Task requirements: The entries need to be copied exactly as they stand, images left out.

Dataset extract:
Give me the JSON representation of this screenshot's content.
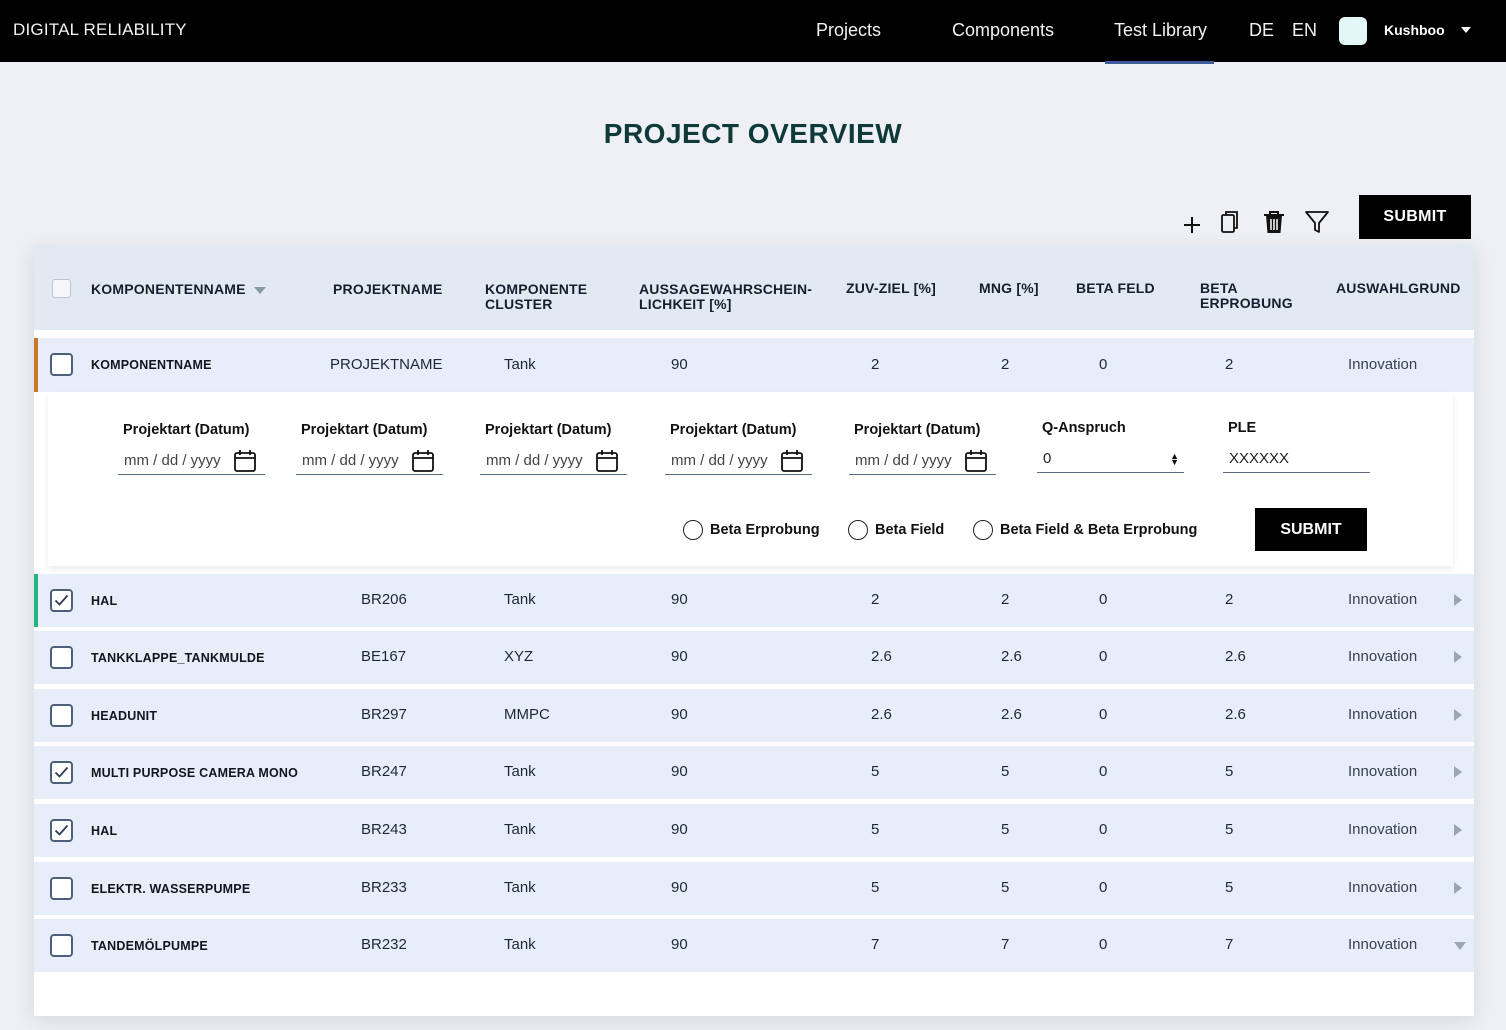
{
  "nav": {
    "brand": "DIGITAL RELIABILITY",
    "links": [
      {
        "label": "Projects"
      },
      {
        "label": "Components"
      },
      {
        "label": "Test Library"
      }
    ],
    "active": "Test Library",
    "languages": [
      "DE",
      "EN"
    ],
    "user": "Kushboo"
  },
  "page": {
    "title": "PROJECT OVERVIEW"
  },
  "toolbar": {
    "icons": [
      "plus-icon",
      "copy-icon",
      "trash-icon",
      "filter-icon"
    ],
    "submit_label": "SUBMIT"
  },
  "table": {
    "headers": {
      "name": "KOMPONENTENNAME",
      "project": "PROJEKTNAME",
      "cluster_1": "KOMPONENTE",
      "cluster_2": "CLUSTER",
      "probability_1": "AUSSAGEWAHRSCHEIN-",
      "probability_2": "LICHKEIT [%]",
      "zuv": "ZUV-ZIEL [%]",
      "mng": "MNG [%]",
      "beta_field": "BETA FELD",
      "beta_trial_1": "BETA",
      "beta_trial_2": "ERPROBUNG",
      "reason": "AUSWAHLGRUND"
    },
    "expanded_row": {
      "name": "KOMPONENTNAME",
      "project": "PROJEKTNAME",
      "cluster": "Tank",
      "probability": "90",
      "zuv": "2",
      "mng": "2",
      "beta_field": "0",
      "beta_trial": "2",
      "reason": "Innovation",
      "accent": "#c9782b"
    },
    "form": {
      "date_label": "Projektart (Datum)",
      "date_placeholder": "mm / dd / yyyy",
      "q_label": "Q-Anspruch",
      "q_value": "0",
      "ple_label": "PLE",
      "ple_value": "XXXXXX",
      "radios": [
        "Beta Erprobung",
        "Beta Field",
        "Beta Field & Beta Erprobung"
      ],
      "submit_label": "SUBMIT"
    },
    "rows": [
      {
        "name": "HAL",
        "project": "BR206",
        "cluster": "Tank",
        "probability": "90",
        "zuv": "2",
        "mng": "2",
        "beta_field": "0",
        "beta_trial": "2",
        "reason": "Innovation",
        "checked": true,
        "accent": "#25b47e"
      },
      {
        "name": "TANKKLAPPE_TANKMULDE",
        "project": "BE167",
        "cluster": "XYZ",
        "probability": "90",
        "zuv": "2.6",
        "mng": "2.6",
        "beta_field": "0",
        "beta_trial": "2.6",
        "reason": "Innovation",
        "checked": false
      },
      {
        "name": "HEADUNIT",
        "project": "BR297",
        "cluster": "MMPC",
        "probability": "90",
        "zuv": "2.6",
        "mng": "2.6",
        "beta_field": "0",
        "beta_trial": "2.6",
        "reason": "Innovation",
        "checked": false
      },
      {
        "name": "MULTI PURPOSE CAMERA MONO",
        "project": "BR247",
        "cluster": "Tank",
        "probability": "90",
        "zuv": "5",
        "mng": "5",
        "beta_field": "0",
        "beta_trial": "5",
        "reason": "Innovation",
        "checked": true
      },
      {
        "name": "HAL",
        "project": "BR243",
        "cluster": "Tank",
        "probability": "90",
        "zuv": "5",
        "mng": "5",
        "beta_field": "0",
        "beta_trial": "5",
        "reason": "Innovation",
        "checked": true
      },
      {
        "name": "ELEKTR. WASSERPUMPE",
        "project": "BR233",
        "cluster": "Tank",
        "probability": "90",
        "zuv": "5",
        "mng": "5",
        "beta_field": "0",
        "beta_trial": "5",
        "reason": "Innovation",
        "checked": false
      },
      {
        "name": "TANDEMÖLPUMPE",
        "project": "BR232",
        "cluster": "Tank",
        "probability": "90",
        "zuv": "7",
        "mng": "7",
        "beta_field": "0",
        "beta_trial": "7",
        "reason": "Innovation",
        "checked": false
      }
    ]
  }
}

Final answer:
Give me the JSON representation of this screenshot's content.
{
  "nav": {
    "brand": "DIGITAL RELIABILITY",
    "links": [
      {
        "label": "Projects"
      },
      {
        "label": "Components"
      },
      {
        "label": "Test Library"
      }
    ],
    "active": "Test Library",
    "languages": [
      "DE",
      "EN"
    ],
    "user": "Kushboo"
  },
  "page": {
    "title": "PROJECT OVERVIEW"
  },
  "toolbar": {
    "icons": [
      "plus-icon",
      "copy-icon",
      "trash-icon",
      "filter-icon"
    ],
    "submit_label": "SUBMIT"
  },
  "table": {
    "headers": {
      "name": "KOMPONENTENNAME",
      "project": "PROJEKTNAME",
      "cluster_1": "KOMPONENTE",
      "cluster_2": "CLUSTER",
      "probability_1": "AUSSAGEWAHRSCHEIN-",
      "probability_2": "LICHKEIT [%]",
      "zuv": "ZUV-ZIEL [%]",
      "mng": "MNG [%]",
      "beta_field": "BETA FELD",
      "beta_trial_1": "BETA",
      "beta_trial_2": "ERPROBUNG",
      "reason": "AUSWAHLGRUND"
    },
    "expanded_row": {
      "name": "KOMPONENTNAME",
      "project": "PROJEKTNAME",
      "cluster": "Tank",
      "probability": "90",
      "zuv": "2",
      "mng": "2",
      "beta_field": "0",
      "beta_trial": "2",
      "reason": "Innovation",
      "accent": "#c9782b"
    },
    "form": {
      "date_label": "Projektart (Datum)",
      "date_placeholder": "mm / dd / yyyy",
      "q_label": "Q-Anspruch",
      "q_value": "0",
      "ple_label": "PLE",
      "ple_value": "XXXXXX",
      "radios": [
        "Beta Erprobung",
        "Beta Field",
        "Beta Field & Beta Erprobung"
      ],
      "submit_label": "SUBMIT"
    },
    "rows": [
      {
        "name": "HAL",
        "project": "BR206",
        "cluster": "Tank",
        "probability": "90",
        "zuv": "2",
        "mng": "2",
        "beta_field": "0",
        "beta_trial": "2",
        "reason": "Innovation",
        "checked": true,
        "accent": "#25b47e"
      },
      {
        "name": "TANKKLAPPE_TANKMULDE",
        "project": "BE167",
        "cluster": "XYZ",
        "probability": "90",
        "zuv": "2.6",
        "mng": "2.6",
        "beta_field": "0",
        "beta_trial": "2.6",
        "reason": "Innovation",
        "checked": false
      },
      {
        "name": "HEADUNIT",
        "project": "BR297",
        "cluster": "MMPC",
        "probability": "90",
        "zuv": "2.6",
        "mng": "2.6",
        "beta_field": "0",
        "beta_trial": "2.6",
        "reason": "Innovation",
        "checked": false
      },
      {
        "name": "MULTI PURPOSE CAMERA MONO",
        "project": "BR247",
        "cluster": "Tank",
        "probability": "90",
        "zuv": "5",
        "mng": "5",
        "beta_field": "0",
        "beta_trial": "5",
        "reason": "Innovation",
        "checked": true
      },
      {
        "name": "HAL",
        "project": "BR243",
        "cluster": "Tank",
        "probability": "90",
        "zuv": "5",
        "mng": "5",
        "beta_field": "0",
        "beta_trial": "5",
        "reason": "Innovation",
        "checked": true
      },
      {
        "name": "ELEKTR. WASSERPUMPE",
        "project": "BR233",
        "cluster": "Tank",
        "probability": "90",
        "zuv": "5",
        "mng": "5",
        "beta_field": "0",
        "beta_trial": "5",
        "reason": "Innovation",
        "checked": false
      },
      {
        "name": "TANDEMÖLPUMPE",
        "project": "BR232",
        "cluster": "Tank",
        "probability": "90",
        "zuv": "7",
        "mng": "7",
        "beta_field": "0",
        "beta_trial": "7",
        "reason": "Innovation",
        "checked": false
      }
    ]
  }
}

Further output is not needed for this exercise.